HOW TO COMPLETE THIS TASK: Write out every entry exactly as it stands.

BEGIN RECORDED INFORMATION

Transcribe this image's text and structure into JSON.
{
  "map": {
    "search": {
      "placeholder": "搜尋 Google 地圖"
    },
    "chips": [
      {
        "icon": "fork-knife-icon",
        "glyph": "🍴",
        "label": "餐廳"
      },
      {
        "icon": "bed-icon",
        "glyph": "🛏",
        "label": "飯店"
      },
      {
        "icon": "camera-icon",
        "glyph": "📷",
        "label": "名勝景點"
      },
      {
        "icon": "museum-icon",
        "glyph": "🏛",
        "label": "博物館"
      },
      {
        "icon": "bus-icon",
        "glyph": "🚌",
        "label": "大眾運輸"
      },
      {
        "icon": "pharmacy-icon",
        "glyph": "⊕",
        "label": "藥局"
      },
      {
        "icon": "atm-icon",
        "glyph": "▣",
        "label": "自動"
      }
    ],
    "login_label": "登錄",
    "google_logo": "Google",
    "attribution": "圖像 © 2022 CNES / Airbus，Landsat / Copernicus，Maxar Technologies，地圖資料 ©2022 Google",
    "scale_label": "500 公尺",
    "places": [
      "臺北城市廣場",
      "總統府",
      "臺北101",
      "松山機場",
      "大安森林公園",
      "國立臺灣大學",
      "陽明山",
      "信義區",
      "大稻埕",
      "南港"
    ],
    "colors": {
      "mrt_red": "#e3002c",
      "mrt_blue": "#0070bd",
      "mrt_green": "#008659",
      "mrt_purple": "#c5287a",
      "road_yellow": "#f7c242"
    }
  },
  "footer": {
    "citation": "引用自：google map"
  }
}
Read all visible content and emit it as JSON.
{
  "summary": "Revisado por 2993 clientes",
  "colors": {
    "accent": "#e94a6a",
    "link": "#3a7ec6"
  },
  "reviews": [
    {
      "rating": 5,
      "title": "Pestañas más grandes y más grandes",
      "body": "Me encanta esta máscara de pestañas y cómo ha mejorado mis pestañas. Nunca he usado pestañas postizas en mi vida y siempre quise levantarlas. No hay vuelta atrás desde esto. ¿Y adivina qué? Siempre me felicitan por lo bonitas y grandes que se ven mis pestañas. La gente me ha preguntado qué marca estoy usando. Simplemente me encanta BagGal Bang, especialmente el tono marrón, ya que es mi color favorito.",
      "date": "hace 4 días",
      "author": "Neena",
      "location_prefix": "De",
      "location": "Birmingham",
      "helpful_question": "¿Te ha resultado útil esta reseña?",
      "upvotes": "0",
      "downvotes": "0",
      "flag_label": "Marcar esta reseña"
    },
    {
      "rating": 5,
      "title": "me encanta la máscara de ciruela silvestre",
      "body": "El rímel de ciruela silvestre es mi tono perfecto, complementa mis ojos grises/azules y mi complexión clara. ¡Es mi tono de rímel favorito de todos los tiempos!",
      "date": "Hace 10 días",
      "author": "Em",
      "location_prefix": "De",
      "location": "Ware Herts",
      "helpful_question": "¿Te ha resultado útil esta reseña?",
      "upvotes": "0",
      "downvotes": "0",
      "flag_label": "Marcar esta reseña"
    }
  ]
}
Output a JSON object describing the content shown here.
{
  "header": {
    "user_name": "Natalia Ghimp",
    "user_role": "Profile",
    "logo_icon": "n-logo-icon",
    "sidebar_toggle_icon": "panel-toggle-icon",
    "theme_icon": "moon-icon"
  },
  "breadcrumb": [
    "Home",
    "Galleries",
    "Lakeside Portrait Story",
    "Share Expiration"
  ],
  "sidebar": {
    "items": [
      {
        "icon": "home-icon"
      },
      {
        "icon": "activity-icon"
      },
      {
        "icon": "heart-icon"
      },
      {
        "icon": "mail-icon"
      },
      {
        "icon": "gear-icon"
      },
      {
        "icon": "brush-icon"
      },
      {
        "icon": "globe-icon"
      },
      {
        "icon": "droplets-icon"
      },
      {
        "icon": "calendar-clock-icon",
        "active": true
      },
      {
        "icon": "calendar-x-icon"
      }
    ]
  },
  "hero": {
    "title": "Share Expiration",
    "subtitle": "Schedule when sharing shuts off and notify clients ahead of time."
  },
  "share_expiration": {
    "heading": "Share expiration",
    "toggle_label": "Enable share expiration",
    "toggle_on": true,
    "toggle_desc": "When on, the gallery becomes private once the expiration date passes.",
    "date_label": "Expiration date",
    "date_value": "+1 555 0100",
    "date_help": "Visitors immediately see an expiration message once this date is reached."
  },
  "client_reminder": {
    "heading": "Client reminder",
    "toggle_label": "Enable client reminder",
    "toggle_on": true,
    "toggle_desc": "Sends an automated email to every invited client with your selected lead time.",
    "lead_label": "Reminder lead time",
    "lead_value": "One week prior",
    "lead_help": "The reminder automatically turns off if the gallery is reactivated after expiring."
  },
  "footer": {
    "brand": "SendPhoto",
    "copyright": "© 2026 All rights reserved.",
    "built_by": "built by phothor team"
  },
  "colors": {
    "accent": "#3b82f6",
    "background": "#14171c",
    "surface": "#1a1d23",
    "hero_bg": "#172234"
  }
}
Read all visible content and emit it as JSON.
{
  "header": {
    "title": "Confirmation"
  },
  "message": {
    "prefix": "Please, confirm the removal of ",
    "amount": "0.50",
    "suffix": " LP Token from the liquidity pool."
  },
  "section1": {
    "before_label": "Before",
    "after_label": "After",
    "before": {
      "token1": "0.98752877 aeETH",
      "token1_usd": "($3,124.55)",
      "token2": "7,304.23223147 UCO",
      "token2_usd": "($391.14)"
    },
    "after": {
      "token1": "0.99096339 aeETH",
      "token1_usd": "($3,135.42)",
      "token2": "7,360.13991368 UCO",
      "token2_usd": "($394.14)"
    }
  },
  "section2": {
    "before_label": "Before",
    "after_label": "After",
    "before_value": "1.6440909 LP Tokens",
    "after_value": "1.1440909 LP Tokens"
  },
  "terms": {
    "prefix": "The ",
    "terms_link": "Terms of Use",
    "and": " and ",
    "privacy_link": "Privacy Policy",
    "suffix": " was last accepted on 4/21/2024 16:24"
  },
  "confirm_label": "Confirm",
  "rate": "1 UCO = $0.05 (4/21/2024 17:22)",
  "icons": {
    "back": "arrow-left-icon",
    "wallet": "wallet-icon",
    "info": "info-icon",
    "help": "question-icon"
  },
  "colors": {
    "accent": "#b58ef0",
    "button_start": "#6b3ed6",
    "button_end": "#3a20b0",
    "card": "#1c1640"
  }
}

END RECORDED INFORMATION

RESPONSE AREA:
Transcribe this image's text and structure into JSON.
{
  "map": {
    "search": {
      "placeholder": "搜尋 Google 地圖"
    },
    "chips": [
      {
        "icon": "fork-knife-icon",
        "glyph": "🍴",
        "label": "餐廳"
      },
      {
        "icon": "bed-icon",
        "glyph": "🛏",
        "label": "飯店"
      },
      {
        "icon": "camera-icon",
        "glyph": "📷",
        "label": "名勝景點"
      },
      {
        "icon": "museum-icon",
        "glyph": "🏛",
        "label": "博物館"
      },
      {
        "icon": "bus-icon",
        "glyph": "🚌",
        "label": "大眾運輸"
      },
      {
        "icon": "pharmacy-icon",
        "glyph": "⊕",
        "label": "藥局"
      },
      {
        "icon": "atm-icon",
        "glyph": "▣",
        "label": "自動"
      }
    ],
    "login_label": "登錄",
    "google_logo": "Google",
    "attribution": "圖像 © 2022 CNES / Airbus，Landsat / Copernicus，Maxar Technologies，地圖資料 ©2022 Google",
    "scale_label": "500 公尺",
    "places": [
      "臺北城市廣場",
      "總統府",
      "臺北101",
      "松山機場",
      "大安森林公園",
      "國立臺灣大學",
      "陽明山",
      "信義區",
      "大稻埕",
      "南港"
    ],
    "colors": {
      "mrt_red": "#e3002c",
      "mrt_blue": "#0070bd",
      "mrt_green": "#008659",
      "mrt_purple": "#c5287a",
      "road_yellow": "#f7c242"
    }
  },
  "footer": {
    "citation": "引用自：google map"
  }
}
Read all visible content and emit it as JSON.
{
  "summary": "Revisado por 2993 clientes",
  "colors": {
    "accent": "#e94a6a",
    "link": "#3a7ec6"
  },
  "reviews": [
    {
      "rating": 5,
      "title": "Pestañas más grandes y más grandes",
      "body": "Me encanta esta máscara de pestañas y cómo ha mejorado mis pestañas. Nunca he usado pestañas postizas en mi vida y siempre quise levantarlas. No hay vuelta atrás desde esto. ¿Y adivina qué? Siempre me felicitan por lo bonitas y grandes que se ven mis pestañas. La gente me ha preguntado qué marca estoy usando. Simplemente me encanta BagGal Bang, especialmente el tono marrón, ya que es mi color favorito.",
      "date": "hace 4 días",
      "author": "Neena",
      "location_prefix": "De",
      "location": "Birmingham",
      "helpful_question": "¿Te ha resultado útil esta reseña?",
      "upvotes": "0",
      "downvotes": "0",
      "flag_label": "Marcar esta reseña"
    },
    {
      "rating": 5,
      "title": "me encanta la máscara de ciruela silvestre",
      "body": "El rímel de ciruela silvestre es mi tono perfecto, complementa mis ojos grises/azules y mi complexión clara. ¡Es mi tono de rímel favorito de todos los tiempos!",
      "date": "Hace 10 días",
      "author": "Em",
      "location_prefix": "De",
      "location": "Ware Herts",
      "helpful_question": "¿Te ha resultado útil esta reseña?",
      "upvotes": "0",
      "downvotes": "0",
      "flag_label": "Marcar esta reseña"
    }
  ]
}
Output a JSON object describing the content shown here.
{
  "header": {
    "user_name": "Natalia Ghimp",
    "user_role": "Profile",
    "logo_icon": "n-logo-icon",
    "sidebar_toggle_icon": "panel-toggle-icon",
    "theme_icon": "moon-icon"
  },
  "breadcrumb": [
    "Home",
    "Galleries",
    "Lakeside Portrait Story",
    "Share Expiration"
  ],
  "sidebar": {
    "items": [
      {
        "icon": "home-icon"
      },
      {
        "icon": "activity-icon"
      },
      {
        "icon": "heart-icon"
      },
      {
        "icon": "mail-icon"
      },
      {
        "icon": "gear-icon"
      },
      {
        "icon": "brush-icon"
      },
      {
        "icon": "globe-icon"
      },
      {
        "icon": "droplets-icon"
      },
      {
        "icon": "calendar-clock-icon",
        "active": true
      },
      {
        "icon": "calendar-x-icon"
      }
    ]
  },
  "hero": {
    "title": "Share Expiration",
    "subtitle": "Schedule when sharing shuts off and notify clients ahead of time."
  },
  "share_expiration": {
    "heading": "Share expiration",
    "toggle_label": "Enable share expiration",
    "toggle_on": true,
    "toggle_desc": "When on, the gallery becomes private once the expiration date passes.",
    "date_label": "Expiration date",
    "date_value": "+1 555 0100",
    "date_help": "Visitors immediately see an expiration message once this date is reached."
  },
  "client_reminder": {
    "heading": "Client reminder",
    "toggle_label": "Enable client reminder",
    "toggle_on": true,
    "toggle_desc": "Sends an automated email to every invited client with your selected lead time.",
    "lead_label": "Reminder lead time",
    "lead_value": "One week prior",
    "lead_help": "The reminder automatically turns off if the gallery is reactivated after expiring."
  },
  "footer": {
    "brand": "SendPhoto",
    "copyright": "© 2026 All rights reserved.",
    "built_by": "built by phothor team"
  },
  "colors": {
    "accent": "#3b82f6",
    "background": "#14171c",
    "surface": "#1a1d23",
    "hero_bg": "#172234"
  }
}
Read all visible content and emit it as JSON.
{
  "header": {
    "title": "Confirmation"
  },
  "message": {
    "prefix": "Please, confirm the removal of ",
    "amount": "0.50",
    "suffix": " LP Token from the liquidity pool."
  },
  "section1": {
    "before_label": "Before",
    "after_label": "After",
    "before": {
      "token1": "0.98752877 aeETH",
      "token1_usd": "($3,124.55)",
      "token2": "7,304.23223147 UCO",
      "token2_usd": "($391.14)"
    },
    "after": {
      "token1": "0.99096339 aeETH",
      "token1_usd": "($3,135.42)",
      "token2": "7,360.13991368 UCO",
      "token2_usd": "($394.14)"
    }
  },
  "section2": {
    "before_label": "Before",
    "after_label": "After",
    "before_value": "1.6440909 LP Tokens",
    "after_value": "1.1440909 LP Tokens"
  },
  "terms": {
    "prefix": "The ",
    "terms_link": "Terms of Use",
    "and": " and ",
    "privacy_link": "Privacy Policy",
    "suffix": " was last accepted on 4/21/2024 16:24"
  },
  "confirm_label": "Confirm",
  "rate": "1 UCO = $0.05 (4/21/2024 17:22)",
  "icons": {
    "back": "arrow-left-icon",
    "wallet": "wallet-icon",
    "info": "info-icon",
    "help": "question-icon"
  },
  "colors": {
    "accent": "#b58ef0",
    "button_start": "#6b3ed6",
    "button_end": "#3a20b0",
    "card": "#1c1640"
  }
}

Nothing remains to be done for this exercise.